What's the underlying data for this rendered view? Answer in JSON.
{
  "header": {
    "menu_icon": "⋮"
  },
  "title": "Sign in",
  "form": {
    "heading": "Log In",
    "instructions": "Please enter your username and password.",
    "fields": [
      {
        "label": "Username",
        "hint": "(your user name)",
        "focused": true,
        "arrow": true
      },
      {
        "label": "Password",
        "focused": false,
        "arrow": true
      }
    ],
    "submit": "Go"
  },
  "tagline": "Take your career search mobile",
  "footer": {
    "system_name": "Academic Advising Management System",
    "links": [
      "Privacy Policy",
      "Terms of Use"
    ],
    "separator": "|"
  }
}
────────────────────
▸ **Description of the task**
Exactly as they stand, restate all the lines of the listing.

▸ **Response area**
What's the underlying data for this rendered view? Answer in JSON.
{
  "header": {
    "menu_icon": "⋮"
  },
  "title": "Sign in",
  "form": {
    "heading": "Log In",
    "instructions": "Please enter your username and password.",
    "fields": [
      {
        "label": "Username",
        "hint": "(your user name)",
        "focused": true,
        "arrow": true
      },
      {
        "label": "Password",
        "focused": false,
        "arrow": true
      }
    ],
    "submit": "Go"
  },
  "tagline": "Take your career search mobile",
  "footer": {
    "system_name": "Academic Advising Management System",
    "links": [
      "Privacy Policy",
      "Terms of Use"
    ],
    "separator": "|"
  }
}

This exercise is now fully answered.